Things haven’t turned out that way. ManU have yet to win a game in the English Premier League. It has been like David Moyes all over again.

And so the pundits (I am now nearing my point) have spent weeks and weeks clamoring and complaining. The consensus has been that United need at least “five probably six new players.” Most commentators have baldly stated that the current team roster is “just not good enough to compete.”

So, by midnight BST last night the deadline for transfers until a January window, ManU concluded a flurry of signings, spending many millions of pounds and bringing in new stars.

Great, right? Oh no. You see, bringing in new guys means current players have to go. Go they have. Even some who signed on through the ManU’s “academy system” when they were under 10 years old.

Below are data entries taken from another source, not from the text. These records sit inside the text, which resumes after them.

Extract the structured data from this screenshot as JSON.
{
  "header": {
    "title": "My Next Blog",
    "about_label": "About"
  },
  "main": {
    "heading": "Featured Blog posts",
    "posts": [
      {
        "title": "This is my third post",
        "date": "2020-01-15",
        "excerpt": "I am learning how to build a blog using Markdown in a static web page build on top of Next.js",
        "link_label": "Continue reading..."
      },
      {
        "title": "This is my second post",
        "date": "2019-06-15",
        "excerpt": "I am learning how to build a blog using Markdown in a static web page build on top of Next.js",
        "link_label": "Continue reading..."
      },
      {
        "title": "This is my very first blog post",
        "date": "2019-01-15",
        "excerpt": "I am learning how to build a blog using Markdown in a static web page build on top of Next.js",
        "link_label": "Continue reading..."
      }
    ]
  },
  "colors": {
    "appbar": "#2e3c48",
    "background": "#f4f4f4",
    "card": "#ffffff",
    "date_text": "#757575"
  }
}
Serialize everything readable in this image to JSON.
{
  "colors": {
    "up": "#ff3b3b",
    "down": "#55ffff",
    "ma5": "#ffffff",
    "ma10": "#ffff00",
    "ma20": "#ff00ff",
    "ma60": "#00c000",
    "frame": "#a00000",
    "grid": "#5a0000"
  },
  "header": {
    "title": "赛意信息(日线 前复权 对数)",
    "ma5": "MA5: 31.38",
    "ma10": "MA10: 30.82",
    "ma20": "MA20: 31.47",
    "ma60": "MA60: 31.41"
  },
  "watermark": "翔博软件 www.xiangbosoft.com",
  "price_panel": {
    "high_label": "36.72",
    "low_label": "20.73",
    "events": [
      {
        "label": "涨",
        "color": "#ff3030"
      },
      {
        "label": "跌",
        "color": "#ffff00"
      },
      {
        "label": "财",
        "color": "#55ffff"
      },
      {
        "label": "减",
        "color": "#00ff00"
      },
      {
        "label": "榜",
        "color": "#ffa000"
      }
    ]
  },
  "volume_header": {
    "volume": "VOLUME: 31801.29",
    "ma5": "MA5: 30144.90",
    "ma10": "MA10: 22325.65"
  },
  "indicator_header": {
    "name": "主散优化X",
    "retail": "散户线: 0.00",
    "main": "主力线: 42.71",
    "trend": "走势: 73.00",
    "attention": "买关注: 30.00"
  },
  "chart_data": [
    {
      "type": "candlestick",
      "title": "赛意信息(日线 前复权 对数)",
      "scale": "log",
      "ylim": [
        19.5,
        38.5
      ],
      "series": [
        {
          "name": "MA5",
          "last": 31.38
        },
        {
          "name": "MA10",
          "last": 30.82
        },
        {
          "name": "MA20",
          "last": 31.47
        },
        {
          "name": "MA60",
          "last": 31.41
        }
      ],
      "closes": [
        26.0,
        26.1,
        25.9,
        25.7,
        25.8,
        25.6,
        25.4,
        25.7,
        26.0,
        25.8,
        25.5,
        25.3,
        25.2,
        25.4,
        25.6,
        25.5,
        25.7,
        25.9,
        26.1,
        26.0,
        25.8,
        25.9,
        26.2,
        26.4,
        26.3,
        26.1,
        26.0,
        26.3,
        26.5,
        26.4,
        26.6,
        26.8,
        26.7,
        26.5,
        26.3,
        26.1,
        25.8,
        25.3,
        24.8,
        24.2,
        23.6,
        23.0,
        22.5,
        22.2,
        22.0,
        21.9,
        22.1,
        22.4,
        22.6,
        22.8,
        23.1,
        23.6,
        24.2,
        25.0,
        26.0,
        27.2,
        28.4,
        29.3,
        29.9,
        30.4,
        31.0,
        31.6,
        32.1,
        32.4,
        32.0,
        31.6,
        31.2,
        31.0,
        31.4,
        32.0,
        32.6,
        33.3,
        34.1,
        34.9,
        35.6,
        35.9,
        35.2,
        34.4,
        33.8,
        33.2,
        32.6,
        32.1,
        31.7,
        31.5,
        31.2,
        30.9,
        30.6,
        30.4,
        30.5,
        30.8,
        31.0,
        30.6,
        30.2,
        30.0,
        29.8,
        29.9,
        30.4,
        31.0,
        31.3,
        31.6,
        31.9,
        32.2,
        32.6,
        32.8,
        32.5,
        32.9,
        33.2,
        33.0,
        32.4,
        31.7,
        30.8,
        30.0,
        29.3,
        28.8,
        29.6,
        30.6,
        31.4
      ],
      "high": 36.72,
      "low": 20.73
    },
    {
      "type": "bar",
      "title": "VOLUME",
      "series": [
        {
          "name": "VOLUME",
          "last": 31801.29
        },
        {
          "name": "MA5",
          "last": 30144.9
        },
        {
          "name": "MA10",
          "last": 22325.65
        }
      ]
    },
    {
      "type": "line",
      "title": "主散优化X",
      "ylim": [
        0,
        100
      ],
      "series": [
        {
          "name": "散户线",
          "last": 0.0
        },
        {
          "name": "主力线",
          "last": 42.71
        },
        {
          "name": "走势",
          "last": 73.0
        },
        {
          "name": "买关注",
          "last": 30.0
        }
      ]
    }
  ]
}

So what are the pundits saying this morning? “This is not the ManU way … abandoning the academy system … Van Gaal will never make it work.” Not all the pundits are saying this, but many are and they tend to be former ManU players and who were the loudest moaners of David Moyes’ and this season’s “failures!”

Which brings me to “the war on terror.”

Over the last 48 hours or so it has become clear that US air power (drone and otherwise) is having a devastating effect on developments in the Iraqi army’s struggle against ISIS. This morning has also brought the news that the US targeted Ahmed Abdi Godane, the leader of al-Shabaab, the al Qaeda-affiliated group behind the Kenya mall massacre.

Just the other day following “the tan suit press conference” pundits were saying there was little the US could do against Islamic extremism and even less that it would do, under a dithering leader who had said that the country “had no strategy” right now to deal with it. Other pundits had lamented the impossibility of air power being effective without inflicting enormous civilian casualties.

It is early days for this latest step. But there is enough evidence, it seems to me, to say that punditry has gone haywire. It used to be, did it not?, that the news was reported. Now it has become a hook for agendas political and, I think, personal, by which I mean for personal gain, “Please invite me to talk, I have an opinion, I will say something controversial, I used to be a general, a colonel, an ambassador, I know, I am an expert.”

Shut up, already.